WORK ITEM.
Without any alteration, retype the records that appear below.

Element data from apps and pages
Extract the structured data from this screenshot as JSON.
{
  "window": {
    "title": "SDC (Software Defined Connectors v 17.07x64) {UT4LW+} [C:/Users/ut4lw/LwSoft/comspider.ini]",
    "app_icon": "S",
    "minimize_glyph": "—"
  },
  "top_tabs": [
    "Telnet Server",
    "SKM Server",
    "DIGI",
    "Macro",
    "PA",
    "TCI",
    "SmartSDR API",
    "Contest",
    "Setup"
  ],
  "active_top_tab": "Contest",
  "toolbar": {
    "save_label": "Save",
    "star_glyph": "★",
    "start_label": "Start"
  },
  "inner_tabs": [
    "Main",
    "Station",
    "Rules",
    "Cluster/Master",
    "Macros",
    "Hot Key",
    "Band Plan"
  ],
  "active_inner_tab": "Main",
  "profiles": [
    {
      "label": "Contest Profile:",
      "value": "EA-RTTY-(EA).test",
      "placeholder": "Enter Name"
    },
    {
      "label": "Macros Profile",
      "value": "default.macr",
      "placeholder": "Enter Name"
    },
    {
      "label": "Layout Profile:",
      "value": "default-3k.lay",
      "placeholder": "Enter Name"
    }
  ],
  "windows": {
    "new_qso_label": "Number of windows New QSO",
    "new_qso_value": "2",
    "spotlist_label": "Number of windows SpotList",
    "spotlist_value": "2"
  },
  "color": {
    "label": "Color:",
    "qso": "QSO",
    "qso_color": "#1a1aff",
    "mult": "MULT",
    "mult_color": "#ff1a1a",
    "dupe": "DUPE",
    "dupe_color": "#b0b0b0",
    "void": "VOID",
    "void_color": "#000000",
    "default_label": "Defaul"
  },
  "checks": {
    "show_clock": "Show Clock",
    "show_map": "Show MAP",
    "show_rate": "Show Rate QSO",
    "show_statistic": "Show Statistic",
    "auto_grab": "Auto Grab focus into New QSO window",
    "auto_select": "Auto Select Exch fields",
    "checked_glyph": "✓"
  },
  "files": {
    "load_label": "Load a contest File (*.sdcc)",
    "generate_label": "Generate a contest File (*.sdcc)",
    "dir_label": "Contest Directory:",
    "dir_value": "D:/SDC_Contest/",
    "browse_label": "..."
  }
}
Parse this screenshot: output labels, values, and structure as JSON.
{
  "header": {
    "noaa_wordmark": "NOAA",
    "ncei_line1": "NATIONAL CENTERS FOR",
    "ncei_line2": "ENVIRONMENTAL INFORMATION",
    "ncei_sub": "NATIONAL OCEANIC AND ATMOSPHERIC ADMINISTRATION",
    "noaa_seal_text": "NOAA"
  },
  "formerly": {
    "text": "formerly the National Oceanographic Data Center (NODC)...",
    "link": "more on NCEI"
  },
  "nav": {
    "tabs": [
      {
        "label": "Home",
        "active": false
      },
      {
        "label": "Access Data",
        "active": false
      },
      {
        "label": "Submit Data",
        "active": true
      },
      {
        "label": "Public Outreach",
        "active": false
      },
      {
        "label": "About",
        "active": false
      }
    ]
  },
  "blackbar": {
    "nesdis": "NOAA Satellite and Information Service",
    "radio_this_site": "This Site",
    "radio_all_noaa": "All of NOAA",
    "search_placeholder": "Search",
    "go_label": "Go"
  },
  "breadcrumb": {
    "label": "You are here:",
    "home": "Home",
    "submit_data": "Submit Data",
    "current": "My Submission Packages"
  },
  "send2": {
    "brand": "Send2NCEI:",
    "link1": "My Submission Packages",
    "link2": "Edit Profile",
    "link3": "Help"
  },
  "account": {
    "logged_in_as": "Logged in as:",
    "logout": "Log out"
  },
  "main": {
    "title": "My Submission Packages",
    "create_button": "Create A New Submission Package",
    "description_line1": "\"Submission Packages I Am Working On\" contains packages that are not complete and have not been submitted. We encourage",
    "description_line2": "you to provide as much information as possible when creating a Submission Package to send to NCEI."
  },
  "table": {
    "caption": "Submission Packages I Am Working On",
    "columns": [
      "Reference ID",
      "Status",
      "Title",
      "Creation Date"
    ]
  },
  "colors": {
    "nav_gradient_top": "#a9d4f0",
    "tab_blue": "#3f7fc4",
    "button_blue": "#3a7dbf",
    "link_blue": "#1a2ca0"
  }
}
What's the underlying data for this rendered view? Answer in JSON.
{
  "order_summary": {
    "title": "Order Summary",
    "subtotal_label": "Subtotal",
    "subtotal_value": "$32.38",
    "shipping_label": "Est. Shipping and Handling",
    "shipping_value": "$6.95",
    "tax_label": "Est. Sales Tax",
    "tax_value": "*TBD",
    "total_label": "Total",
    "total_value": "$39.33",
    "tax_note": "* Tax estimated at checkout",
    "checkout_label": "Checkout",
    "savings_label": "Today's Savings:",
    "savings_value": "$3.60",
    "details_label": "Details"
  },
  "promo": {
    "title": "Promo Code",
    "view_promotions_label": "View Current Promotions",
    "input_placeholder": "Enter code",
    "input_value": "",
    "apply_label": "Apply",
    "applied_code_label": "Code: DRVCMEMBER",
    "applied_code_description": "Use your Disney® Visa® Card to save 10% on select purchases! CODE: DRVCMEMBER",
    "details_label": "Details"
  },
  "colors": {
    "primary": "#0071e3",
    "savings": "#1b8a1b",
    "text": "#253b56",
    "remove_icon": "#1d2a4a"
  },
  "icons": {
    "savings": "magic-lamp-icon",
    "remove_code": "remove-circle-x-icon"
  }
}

WRITTEN ANSWER.
Extract the structured data from this screenshot as JSON.
{
  "window": {
    "title": "SDC (Software Defined Connectors v 17.07x64) {UT4LW+} [C:/Users/ut4lw/LwSoft/comspider.ini]",
    "app_icon": "S",
    "minimize_glyph": "—"
  },
  "top_tabs": [
    "Telnet Server",
    "SKM Server",
    "DIGI",
    "Macro",
    "PA",
    "TCI",
    "SmartSDR API",
    "Contest",
    "Setup"
  ],
  "active_top_tab": "Contest",
  "toolbar": {
    "save_label": "Save",
    "star_glyph": "★",
    "start_label": "Start"
  },
  "inner_tabs": [
    "Main",
    "Station",
    "Rules",
    "Cluster/Master",
    "Macros",
    "Hot Key",
    "Band Plan"
  ],
  "active_inner_tab": "Main",
  "profiles": [
    {
      "label": "Contest Profile:",
      "value": "EA-RTTY-(EA).test",
      "placeholder": "Enter Name"
    },
    {
      "label": "Macros Profile",
      "value": "default.macr",
      "placeholder": "Enter Name"
    },
    {
      "label": "Layout Profile:",
      "value": "default-3k.lay",
      "placeholder": "Enter Name"
    }
  ],
  "windows": {
    "new_qso_label": "Number of windows New QSO",
    "new_qso_value": "2",
    "spotlist_label": "Number of windows SpotList",
    "spotlist_value": "2"
  },
  "color": {
    "label": "Color:",
    "qso": "QSO",
    "qso_color": "#1a1aff",
    "mult": "MULT",
    "mult_color": "#ff1a1a",
    "dupe": "DUPE",
    "dupe_color": "#b0b0b0",
    "void": "VOID",
    "void_color": "#000000",
    "default_label": "Defaul"
  },
  "checks": {
    "show_clock": "Show Clock",
    "show_map": "Show MAP",
    "show_rate": "Show Rate QSO",
    "show_statistic": "Show Statistic",
    "auto_grab": "Auto Grab focus into New QSO window",
    "auto_select": "Auto Select Exch fields",
    "checked_glyph": "✓"
  },
  "files": {
    "load_label": "Load a contest File (*.sdcc)",
    "generate_label": "Generate a contest File (*.sdcc)",
    "dir_label": "Contest Directory:",
    "dir_value": "D:/SDC_Contest/",
    "browse_label": "..."
  }
}
Parse this screenshot: output labels, values, and structure as JSON.
{
  "header": {
    "noaa_wordmark": "NOAA",
    "ncei_line1": "NATIONAL CENTERS FOR",
    "ncei_line2": "ENVIRONMENTAL INFORMATION",
    "ncei_sub": "NATIONAL OCEANIC AND ATMOSPHERIC ADMINISTRATION",
    "noaa_seal_text": "NOAA"
  },
  "formerly": {
    "text": "formerly the National Oceanographic Data Center (NODC)...",
    "link": "more on NCEI"
  },
  "nav": {
    "tabs": [
      {
        "label": "Home",
        "active": false
      },
      {
        "label": "Access Data",
        "active": false
      },
      {
        "label": "Submit Data",
        "active": true
      },
      {
        "label": "Public Outreach",
        "active": false
      },
      {
        "label": "About",
        "active": false
      }
    ]
  },
  "blackbar": {
    "nesdis": "NOAA Satellite and Information Service",
    "radio_this_site": "This Site",
    "radio_all_noaa": "All of NOAA",
    "search_placeholder": "Search",
    "go_label": "Go"
  },
  "breadcrumb": {
    "label": "You are here:",
    "home": "Home",
    "submit_data": "Submit Data",
    "current": "My Submission Packages"
  },
  "send2": {
    "brand": "Send2NCEI:",
    "link1": "My Submission Packages",
    "link2": "Edit Profile",
    "link3": "Help"
  },
  "account": {
    "logged_in_as": "Logged in as:",
    "logout": "Log out"
  },
  "main": {
    "title": "My Submission Packages",
    "create_button": "Create A New Submission Package",
    "description_line1": "\"Submission Packages I Am Working On\" contains packages that are not complete and have not been submitted. We encourage",
    "description_line2": "you to provide as much information as possible when creating a Submission Package to send to NCEI."
  },
  "table": {
    "caption": "Submission Packages I Am Working On",
    "columns": [
      "Reference ID",
      "Status",
      "Title",
      "Creation Date"
    ]
  },
  "colors": {
    "nav_gradient_top": "#a9d4f0",
    "tab_blue": "#3f7fc4",
    "button_blue": "#3a7dbf",
    "link_blue": "#1a2ca0"
  }
}
What's the underlying data for this rendered view? Answer in JSON.
{
  "order_summary": {
    "title": "Order Summary",
    "subtotal_label": "Subtotal",
    "subtotal_value": "$32.38",
    "shipping_label": "Est. Shipping and Handling",
    "shipping_value": "$6.95",
    "tax_label": "Est. Sales Tax",
    "tax_value": "*TBD",
    "total_label": "Total",
    "total_value": "$39.33",
    "tax_note": "* Tax estimated at checkout",
    "checkout_label": "Checkout",
    "savings_label": "Today's Savings:",
    "savings_value": "$3.60",
    "details_label": "Details"
  },
  "promo": {
    "title": "Promo Code",
    "view_promotions_label": "View Current Promotions",
    "input_placeholder": "Enter code",
    "input_value": "",
    "apply_label": "Apply",
    "applied_code_label": "Code: DRVCMEMBER",
    "applied_code_description": "Use your Disney® Visa® Card to save 10% on select purchases! CODE: DRVCMEMBER",
    "details_label": "Details"
  },
  "colors": {
    "primary": "#0071e3",
    "savings": "#1b8a1b",
    "text": "#253b56",
    "remove_icon": "#1d2a4a"
  },
  "icons": {
    "savings": "magic-lamp-icon",
    "remove_code": "remove-circle-x-icon"
  }
}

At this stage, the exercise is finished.